Things to do:

A real time capsule of a place, where photographic portrait artist Edward Chambre Hardman had his busy studios from the 1940s onwards, The Hardmans’ House at 59 Rodney Street is one of Liverpool’s most fascinating attractions. You’ll get to see many of his striking and atmospheric images of Liverpool, Birkenhead, their docks and inhabitants. It’s like a Terence Davies film, in stills.

The building was the home of Hardman – regarded as Liverpool’s greatest photographer of the last century – and his equally gifted wife Margaret Mills. Obtained by the National Trust in 2003, the Hardmans’ House is the only known British photographic studio with everything restored to its former glory. It’s open periodically to the public and the Georgian terrace is preserved in time, like an insect in amber. Stepping into the Hardmans’ House is, quite literally, stepping into history.

With a passion for photography at a young age, Hardman initially took it as a profession in partnership with wartime friend Kenneth Burrell. Settling in Bold Street in 1922, Burrell & Hardman Photographers prospered as a sophisticated business specialising in portraits. It wasn’t until after marrying Mills that Hardman moved his business to 59 Rodney Street in 1949 and its this era the National Trust has recreated in the modern attraction.

Part of the Hardmans’ House tour includes the dark room, dedicated to the precious hours of developing and retouching the negatives.

“Hardman could do things in that dark room very professionally indeed,” says tour guide and practiced photographer Roy Wainwright.

“His main passion, for example, was landscapes; getting outside and capturing idyllic views. The clouds are worked to dramatically enhance the feel of the scene. From a photographer’s point of view, you can’t help but look at the work and envy him.”

One such image as a result of Hardman’s dark room experimentation is ‘The Birth of the Ark Royal’. Capturing the heart of Liverpool’s industrial era, the photograph was an example of Hardman’s ‘control of patience’ method: waiting for the right moment to alter the tones within the image. It remains Hardman’s most reproduced photograph since it was taken in 1950.

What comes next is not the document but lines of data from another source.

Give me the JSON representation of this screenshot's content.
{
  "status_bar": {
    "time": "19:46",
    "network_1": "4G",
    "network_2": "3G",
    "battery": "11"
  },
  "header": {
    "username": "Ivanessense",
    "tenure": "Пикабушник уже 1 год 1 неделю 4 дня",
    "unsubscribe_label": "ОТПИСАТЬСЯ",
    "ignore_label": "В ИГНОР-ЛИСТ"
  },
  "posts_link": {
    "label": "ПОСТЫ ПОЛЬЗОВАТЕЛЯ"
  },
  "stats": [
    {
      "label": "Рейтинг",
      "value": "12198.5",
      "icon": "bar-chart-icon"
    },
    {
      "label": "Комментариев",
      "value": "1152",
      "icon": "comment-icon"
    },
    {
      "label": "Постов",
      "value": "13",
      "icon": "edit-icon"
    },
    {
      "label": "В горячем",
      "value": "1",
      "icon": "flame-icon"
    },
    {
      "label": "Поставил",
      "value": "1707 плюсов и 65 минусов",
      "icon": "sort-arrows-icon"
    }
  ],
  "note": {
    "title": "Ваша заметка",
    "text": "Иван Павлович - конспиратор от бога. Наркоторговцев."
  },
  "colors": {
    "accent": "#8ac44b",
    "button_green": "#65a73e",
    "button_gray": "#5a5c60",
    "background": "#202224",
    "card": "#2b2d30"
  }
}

“From a photographer’s point of view, you can’t help but look at the work and envy him”

The preservation of the Hardmans’ House itself and all its belongings comes down to Peter Haggerty, Director of Liverpool Open Eye Gallery. Having visited Hardman during the photographer’s later years, Haggerty came up with the idea to set up the E. Chambré Hardman Trust, saving any valuable work from loss or destruction. By 2004, 59 Rodney Street was fully restored and reopened.

“Everything that belonged here now remains and is saved for the nation,” says Roy. “We have a depth of gratitude towards Peter Haggerty for spotting the potential. If it weren’t for him, this house wouldn’t be here today.”

With the materials they have available, tour guides can now give visitors an in depth look at Hardman’s work, through specific artefacts each year. As Roy recalls, the images on display tend to make a personal impact on visitors.

“A lady visiting here once stopped in front of a photo taken of some of the houses around Liverpool courts. She’d realised she was looking at her grandmother’s house. All it took for her was to stand in front of the photo and be taken back to this memory captured for her.

“That illustrated to me what street photography can do, and what Hardman could do. He captured something that is now missing in photography: recording a slice of history as it is.”

“He captured something that is now missing in photography: recording a slice of history as it is”

Even with the depth of work on display there are still thousands of Hardman’s images yet to be processed for the house. Industrial photography, college prospectuses, and even commercial work for the Bon Marche department store are all part of Hardman’s body of work – most of which will take years to be displayed.

The National Trust prefers small groups of people, says Roy, so the compact rooms can comfortably accommodate them, but also so each visitor can take in all the small, authentic details in the house.

Just like clients on their way to have their portrait taken would have 70 years ago, National Trust visitors are first led into the fully furbished changing and waiting rooms for an introduction to Hardman’s life and work, before moving onto the studio itself.

Exploring the Hardmans’ House is not just an experience, but a discovery of unique photography. A ship-in-a-bottle portrait of Liverpool life and creativity.

• The Hardmans’ House, 59 Rodney Street is open 16 March – 29 October, Wednesday – Saturday. Entry to the house is by exclusive guided tour between 11am and 3.30pm. Tours are 90 mins long. Pre booking recommended. Book on 0751 709 6261 or email

Joe McDermott